Montauk steamed into North Edison River 1 April in preparation for the attack on Charleston. At midafternoon on the 7th, Admiral Du Pontís ironclads attacked Fort Sumter. The Union ships braved intense fire from Confederates coast artillery, and kept their own guns operating effectively until withdrawing toward evening. Damage to the monitors prevented Du Pont from resuming the attack the next day.
The ironclads launched an attack on Fort Wagner, Morris Island 10 July. Gaining of this island was important as success would permit access to the interior defenses of Charleston Harbor. Assuming command of the naval forces, Dahlgren boarded Montauk 16 July and after consultation with the captains, renewed the attack on Fort Wagner and bombarded it daily until it was evacuated by the Confederates 6 September. The ships then turned their attention to Fort Sumter and Fort Moultrie operating for the rest of the year against these fortifications which guarded the Cradle of the Rebellion. However, the Confederate works were never to be taken by sea.
Montauk remained off Charleston until July 1864 when she shifted operations to the Stono River. In February 1865, she transferred to the Cape Fear River. Proceeding to Washington after the end of the conflict, she served as a floating bier for assassin John Wilkes Booth 27 April and a floating prison for six accomplices.

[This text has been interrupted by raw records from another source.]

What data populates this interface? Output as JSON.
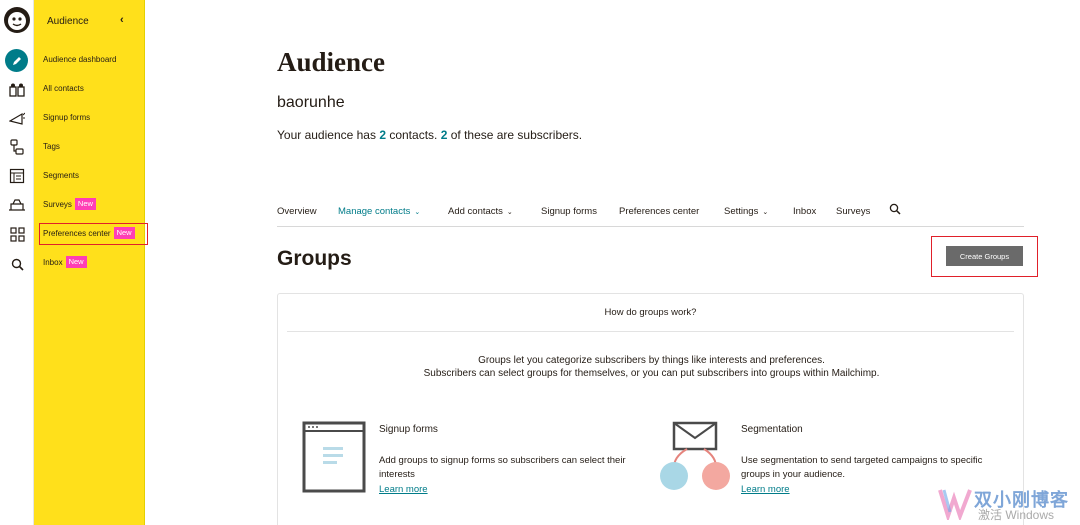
{
  "rail": {
    "icons": [
      "mailchimp-logo",
      "create-icon",
      "audience-icon",
      "campaigns-icon",
      "automations-icon",
      "website-icon",
      "content-icon",
      "integrations-icon",
      "search-icon"
    ]
  },
  "sidebar": {
    "title": "Audience",
    "collapse_icon": "‹",
    "items": [
      {
        "label": "Audience dashboard"
      },
      {
        "label": "All contacts"
      },
      {
        "label": "Signup forms"
      },
      {
        "label": "Tags"
      },
      {
        "label": "Segments"
      },
      {
        "label": "Surveys",
        "badge": "New"
      },
      {
        "label": "Preferences center",
        "badge": "New"
      },
      {
        "label": "Inbox",
        "badge": "New"
      }
    ]
  },
  "page": {
    "title": "Audience",
    "audience_name": "baorunhe",
    "summary": {
      "pre": "Your audience has ",
      "contacts": "2",
      "mid": " contacts. ",
      "subscribers": "2",
      "post": " of these are subscribers."
    }
  },
  "tabs": [
    {
      "label": "Overview",
      "caret": ""
    },
    {
      "label": "Manage contacts",
      "caret": "⌄"
    },
    {
      "label": "Add contacts",
      "caret": "⌄"
    },
    {
      "label": "Signup forms",
      "caret": ""
    },
    {
      "label": "Preferences center",
      "caret": ""
    },
    {
      "label": "Settings",
      "caret": "⌄"
    },
    {
      "label": "Inbox",
      "caret": ""
    },
    {
      "label": "Surveys",
      "caret": ""
    }
  ],
  "groups": {
    "title": "Groups",
    "create_button": "Create Groups",
    "card_header": "How do groups work?",
    "desc_line1": "Groups let you categorize subscribers by things like interests and preferences.",
    "desc_line2": "Subscribers can select groups for themselves, or you can put subscribers into groups within Mailchimp.",
    "features": [
      {
        "title": "Signup forms",
        "text": "Add groups to signup forms so subscribers can select their interests",
        "link": "Learn more"
      },
      {
        "title": "Segmentation",
        "text": "Use segmentation to send targeted campaigns to specific groups in your audience.",
        "link": "Learn more"
      }
    ]
  },
  "watermark": {
    "text": "双小刚博客",
    "sub": "激活 Windows"
  },
  "colors": {
    "sidebar": "#ffe01b",
    "accent": "#007c89",
    "badge": "#ff3eb5",
    "highlight": "#e0202a",
    "button": "#6a6a6a"
  }
}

Decommissioning at Philadelphia in 1865, she remained there, until sold to Frank Samuel 14 April 1904.